603.4.5.2 Outlet Temperature Controls. Temperature controlling means shall be provided to limit the maximum temperature of water delivered from lavatory faucets in public facility restrooms to 110°F (43ºC). [ASHRAE 90.1:184.108.40.206] 603.4.7 Heat Traps. Vertical pipe risers serving storage water heaters and storage tanks not having integral heat traps and serving a nonrecirculating system shall have heat traps on both the inlet and outlet piping as close as practical to the storage tank. A heat trap is a means to counteract the natural convection of heated water in a vertical pipe run. The means is either a device specifically designed for the purpose or an arrangement of tubing that forms a loop of 360 degrees (6.28 rad) or piping that from the point of connection to the water heater (inlet or outlet) includes a length of piping directed downward before connection to the vertical piping of the supply water or hot-water distribution system, as applicable. [ASHRAE 90.1:7.4.6]
The K Factor In order to understand the well-known R factor, it is important to understand the factors upon which it relies. The textbook definition of the K factor is The time rate of steady heat flow through a unit area of homogeneous material induced by a unit temperature gradient in a direction perpendicular to that unit area. Thats a mouthful. Simplified, the K factor is the measure of heat that passes through one square foot of material that is 1 inch thick in an hour. Usually, insulation materials have a K Factor of less than 1. The lower the K value, the better the insulation.

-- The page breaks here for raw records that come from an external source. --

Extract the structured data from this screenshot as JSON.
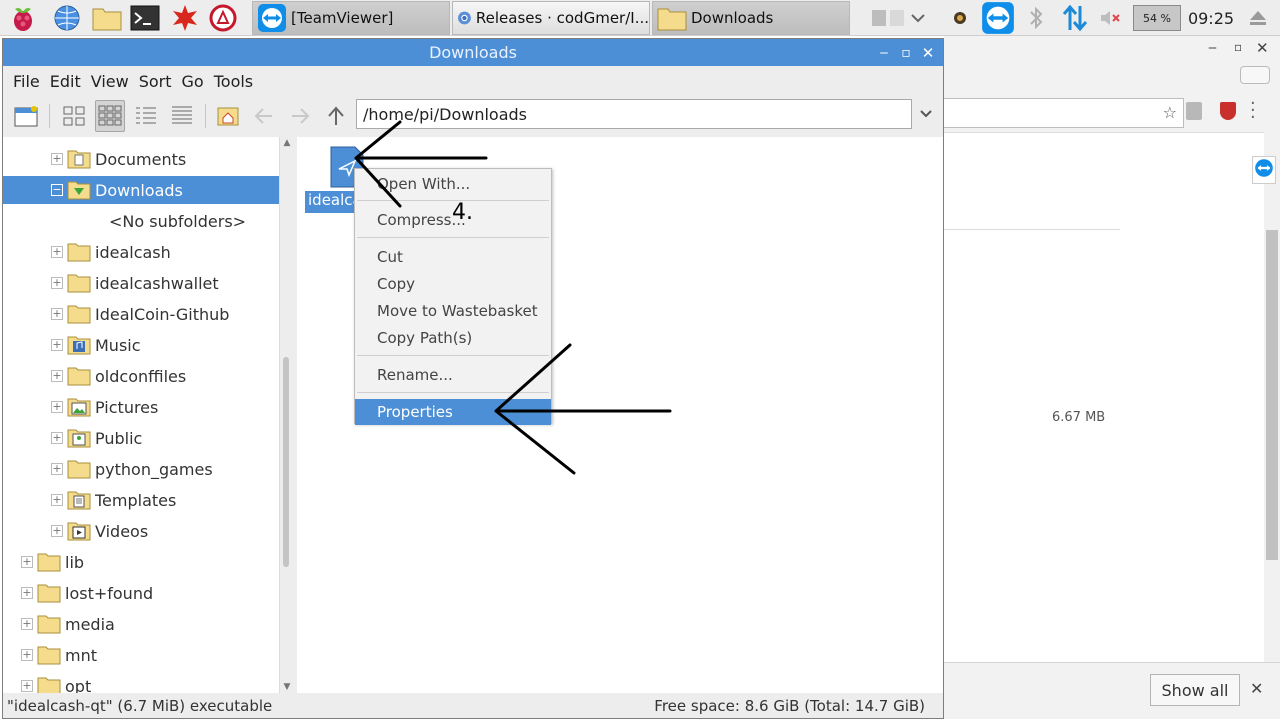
{
  "taskbar": {
    "tasks": [
      {
        "label": "[TeamViewer]",
        "icon": "teamviewer-icon"
      },
      {
        "label": "Releases · codGmer/I...",
        "icon": "chromium-icon"
      },
      {
        "label": "Downloads",
        "icon": "folder-icon"
      }
    ],
    "battery": "54 %",
    "clock": "09:25"
  },
  "window": {
    "title": "Downloads",
    "menu": [
      "File",
      "Edit",
      "View",
      "Sort",
      "Go",
      "Tools"
    ],
    "path": "/home/pi/Downloads"
  },
  "tree": {
    "items": [
      {
        "label": "Documents",
        "expander": "+",
        "icon": "documents-folder"
      },
      {
        "label": "Downloads",
        "expander": "−",
        "icon": "downloads-folder"
      },
      {
        "label": "<No subfolders>",
        "expander": "",
        "icon": ""
      },
      {
        "label": "idealcash",
        "expander": "+",
        "icon": "folder"
      },
      {
        "label": "idealcashwallet",
        "expander": "+",
        "icon": "folder"
      },
      {
        "label": "IdealCoin-Github",
        "expander": "+",
        "icon": "folder"
      },
      {
        "label": "Music",
        "expander": "+",
        "icon": "music-folder"
      },
      {
        "label": "oldconffiles",
        "expander": "+",
        "icon": "folder"
      },
      {
        "label": "Pictures",
        "expander": "+",
        "icon": "pictures-folder"
      },
      {
        "label": "Public",
        "expander": "+",
        "icon": "public-folder"
      },
      {
        "label": "python_games",
        "expander": "+",
        "icon": "folder"
      },
      {
        "label": "Templates",
        "expander": "+",
        "icon": "templates-folder"
      },
      {
        "label": "Videos",
        "expander": "+",
        "icon": "videos-folder"
      },
      {
        "label": "lib",
        "expander": "+",
        "icon": "folder"
      },
      {
        "label": "lost+found",
        "expander": "+",
        "icon": "folder"
      },
      {
        "label": "media",
        "expander": "+",
        "icon": "folder"
      },
      {
        "label": "mnt",
        "expander": "+",
        "icon": "folder"
      },
      {
        "label": "opt",
        "expander": "+",
        "icon": "folder"
      }
    ]
  },
  "file": {
    "label": "idealcash-qt",
    "label_visible": "idealcas"
  },
  "context_menu": {
    "items": [
      "Open With...",
      "Compress...",
      "Cut",
      "Copy",
      "Move to Wastebasket",
      "Copy Path(s)",
      "Rename...",
      "Properties"
    ]
  },
  "status": {
    "left": "\"idealcash-qt\" (6.7 MiB) executable",
    "right": "Free space: 8.6 GiB (Total: 14.7 GiB)"
  },
  "annotation": {
    "step": "4."
  },
  "browser_bg": {
    "download_size": "6.67 MB",
    "show_all": "Show all"
  },
  "colors": {
    "accent": "#4d8fd6",
    "folder": "#f4dc8c"
  }
}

The C Factor C Factor stands for Thermal Conductance Factor. Its the quantity of heat, measured in BTUs, that passes through a foot of insulation material. Mathematically, its the K-factor divided by the thickness of the insulation material. Just like the K Factor, the lower the C factor, the better the insulating properties of the material.
The R Value Anyone who purchased insulation for their home knows what the R-factor is. Its the number on the outside of the ungainly roll of itchy stuff. However, unbeknownst to most, the R-factor is not constant. It is the Thermal Resistance factor of insulation. In laymans terms, this refers to the effectiveness of the insulation at retarding the transfer of heat. The R factor is a variable value that measures the ability of a material to block heat rather than radiate it. The variable is the C factor. Mathematically, the R factor can be determined by R=1/C. In other words, it is the effectiveness of the insulation at retarding the transfer of heat. The higher the R factor, the better the insulation.

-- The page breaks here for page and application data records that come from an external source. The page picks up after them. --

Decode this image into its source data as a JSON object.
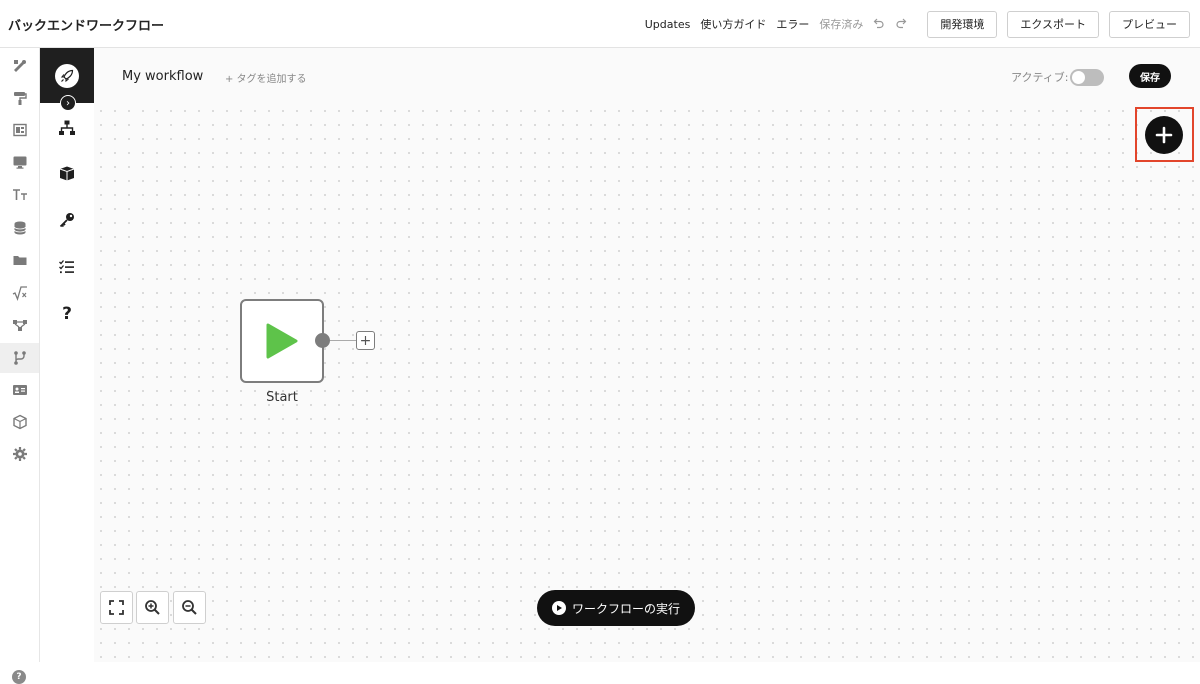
{
  "header": {
    "app_title": "バックエンドワークフロー",
    "links": {
      "updates": "Updates",
      "guide": "使い方ガイド",
      "errors": "エラー",
      "saved": "保存済み"
    },
    "buttons": {
      "dev_env": "開発環境",
      "export": "エクスポート",
      "preview": "プレビュー"
    }
  },
  "rail": {
    "icons": [
      "design-icon",
      "paint-roller-icon",
      "layout-icon",
      "desktop-icon",
      "text-icon",
      "database-icon",
      "folder-icon",
      "formula-icon",
      "network-icon",
      "workflow-branch-icon",
      "id-card-icon",
      "cube-icon",
      "gear-icon"
    ],
    "active": "workflow-branch-icon"
  },
  "panel": {
    "icons": [
      "sitemap-icon",
      "box-icon",
      "key-icon",
      "checklist-icon",
      "question-icon"
    ]
  },
  "workflow": {
    "name": "My workflow",
    "add_tag": "+ タグを追加する",
    "active_label": "アクティブ:",
    "active": false,
    "save_label": "保存"
  },
  "node": {
    "label": "Start",
    "accent": "#5ec34a"
  },
  "footer": {
    "run_label": "ワークフローの実行"
  },
  "colors": {
    "highlight": "#e2452b",
    "dark": "#111111"
  }
}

The U Value Finally, the term U-Value is the total amount of energy transfer through convection, radiation and conduction. This is an architectural term used to describe the energy efficiency of a structure, calculated using a formula that considers the materials specified for the building envelopefloors, walls and ceilings.

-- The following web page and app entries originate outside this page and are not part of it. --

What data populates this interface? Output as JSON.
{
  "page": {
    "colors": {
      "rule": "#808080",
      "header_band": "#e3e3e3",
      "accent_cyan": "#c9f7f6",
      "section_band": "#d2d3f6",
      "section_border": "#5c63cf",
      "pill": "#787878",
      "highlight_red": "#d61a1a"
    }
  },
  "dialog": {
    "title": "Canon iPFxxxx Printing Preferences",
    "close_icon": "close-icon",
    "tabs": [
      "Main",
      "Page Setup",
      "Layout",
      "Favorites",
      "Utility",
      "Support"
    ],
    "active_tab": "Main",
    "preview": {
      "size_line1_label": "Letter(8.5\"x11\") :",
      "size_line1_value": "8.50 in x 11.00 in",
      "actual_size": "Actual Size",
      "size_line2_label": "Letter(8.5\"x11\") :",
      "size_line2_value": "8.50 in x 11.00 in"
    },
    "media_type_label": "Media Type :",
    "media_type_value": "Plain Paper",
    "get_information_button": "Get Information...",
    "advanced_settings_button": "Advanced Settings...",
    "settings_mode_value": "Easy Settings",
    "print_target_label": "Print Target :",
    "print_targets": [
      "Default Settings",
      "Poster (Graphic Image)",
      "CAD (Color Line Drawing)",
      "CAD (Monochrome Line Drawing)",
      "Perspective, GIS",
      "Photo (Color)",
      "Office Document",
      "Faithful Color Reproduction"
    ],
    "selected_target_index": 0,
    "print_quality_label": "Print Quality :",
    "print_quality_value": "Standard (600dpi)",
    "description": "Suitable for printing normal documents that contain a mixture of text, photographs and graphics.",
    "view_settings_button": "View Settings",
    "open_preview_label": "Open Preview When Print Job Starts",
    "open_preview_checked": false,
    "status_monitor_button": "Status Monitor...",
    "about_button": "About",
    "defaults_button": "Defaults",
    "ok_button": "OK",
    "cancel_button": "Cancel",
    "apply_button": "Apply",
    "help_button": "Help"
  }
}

Q= m*Cp*(Thot-Tcold) Special thanks to Gary Klein for his generous contribution to a major hunk of this material. firstname.lastname@example.org@aim4sustainability.com 9165497080 Thanks to my partner and pal, Paddy Morrissey For creating this PowerPoint with his Photoshop and illustration wizardry. email@example.com@comcast.net 510-527-8009 Thanks to the California Energy Commission. Thank you Laura Biggie, Dave Viola and Tony Marcello for your sense of humor and Permission for being Chickens. Thanks to James Lutz and Koeller and company For all the research that led to this Chapter and Presentation.